The Decline of the Monarchy

Luis XVI

With the Diamond Necklace Affair the French queen’s popularity quickly fell to its lowest point while she became more mature and tempered as she got older. Soon the queen bore the king an heir and three more children followed.

As it was befitting, the queen began spending more time with her family and less enjoying the nightlife in Paris.

Unfortunately it was too late. The French queen's personal life settle down, but France was in an uproar. The country's harvests had been disastrous and people stared. At the same time the state staggered with the debts inherited from the time of Louis XV and which Louis XVI could not pay.

Marie Antoinette's past haunted her and the people had the opinion she insensitive to their troubles. Somehow the (founded or unfounded) rumor that she had said "let them eat cake" when she had heard about of the widespread famine. At this time the fake Viennese cottage was remembered and jokes were made. To improve her faltering popularity several portraits were painted of the French queen surrounded by her children so the public would view her as a loving mother, but once a reputation is tarnished, there's not much that will help.

A Desperate King

Luis XVI

The King, desperate at this point, called the Estates General in May 1789, it was the first time in 175 years it had been called, as Louis had been incapable of forcing the courtiers and nobles to make the financial reforms considered necessary. It was the first of its kind, as it gave representation to common men, as one of the three estates able to vote. But it was to no avail. Louis XVI had planned a rather limited role for the commoners and it doesn't come as a surprise that they were not content to be so constrained.

The violence escalated quickly and in June the National Assembly began to demand more rights - clearly the French royal family had lost their people's respect, it was the combination of the king's ineffectiveness and the French queen's unpopularity. In July, Paris populous riots broke out in Paris and on 14 July the enraged people stormed and took over La Bastille.

As it happens, Louis-Charles, Marie Antoinette's oldest son and heir to the crown had very recently died and his mother was sick with grief.

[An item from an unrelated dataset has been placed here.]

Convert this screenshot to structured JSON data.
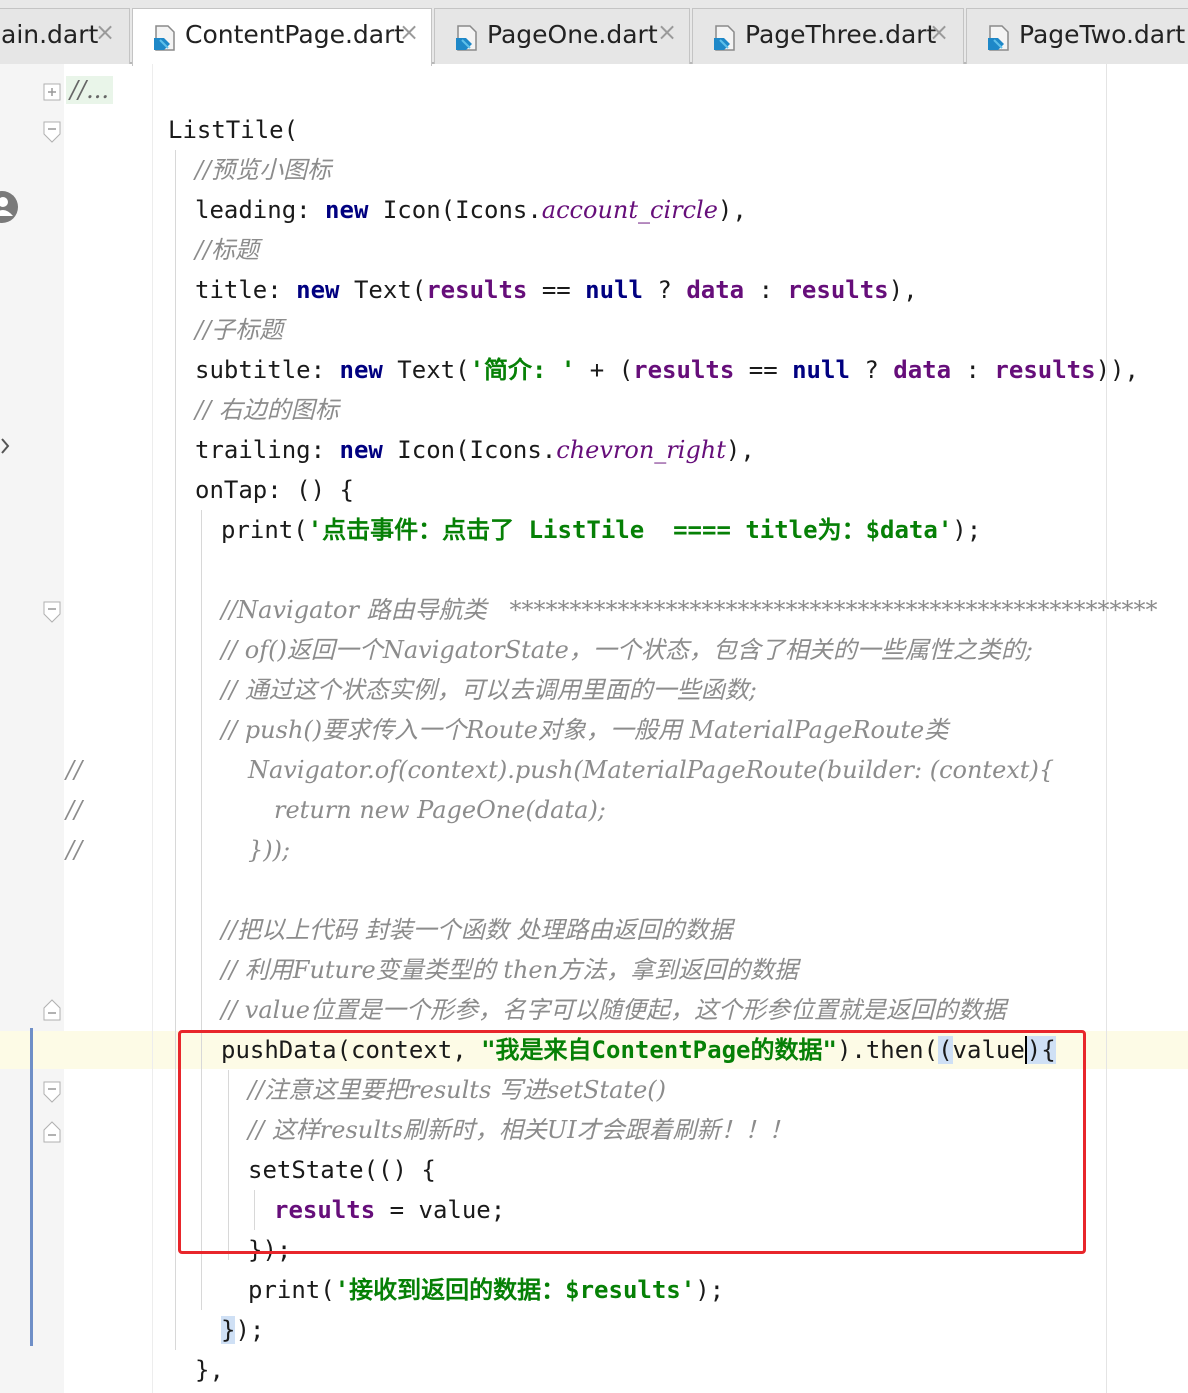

With the crisis the shortage of food did not lessen and the violence grew continuously. On 4th October an enraged mob broke into the Versailles palace. The French Royal family was forced to move into Paris and took residence in the Tuileries Palace so they could be at hand in case of nee and be monitored.

By 1791, it seemed that the revolutionary movement had calmed down. At that time many members of the nobility had fled the country and the royal family was planning to do the same.

A friend of the French Queen -and alleged lover- Axel Fersen, arranged for Marie Antoinette to escape with her family. The French royal family climbed on an anonymous carriage...but they were caught 24 hours later, and only a few miles away from the country's frontiers in Varennes. They were taken back to Paris within a week. After the failed attempt to escape, Marie Antoinette began seeking help from abroad. Remember she was daughter of the Austrian empress? Austria and Prussia threatened France...but this did no more than provoke and inflate the rage of the people.

The mobs were inflamed and on On 10th Au guest 1792 they stormed the Tuileries palace. Of course the palace was sacked, and what little was left was destroyed. The French royal family was imprisoned in the Temple fortress and it resulted in 900 Swiss guards killed.

Other nobles and aristocrats were imprisoned too and what we know today as the Reign of Terror began.

The Reign of Terror

Luis XVI

As the fortunes of the French armies waned, the anger surged and in September 1792 thousands of nobles were murdered in the prisons.

Madame Lamballe was perhaps the most notorious victim who was a close friend of Marie Antoinette. Lamballe was taken to a trial, but when she refused to swear an oath against her friend, the mob hacked her to pieces, and those pieces were paraded outside the Temple fortress for Marie Antoinette to see.

In December, King Louis XVI was tried for treason, convicted and condemned to be guillotine. He was executed in January 1793. During the following 10 months the French queen lived isolated in her prison, her children had been taken away from her and she had no idea what had become of them or whether they still lived. Marie Antoinette lost weight and her eyesight began to fail.

The End of the Line

On 14th October she was brought before the Revolutionary Tribunal where they proceeded to attack her more as a person than as a queen. Like the king, Marie Antoinette was found guilty of treason and she was put to death on 16th October 1793.

Many who saw her that day were shocked by the aged, ragged appearance of the 38 year old woman. Her execution was quick and her body left on the grass The execution of Marie Antoinette was over quickly and her body was later dumped in an anonymous grave.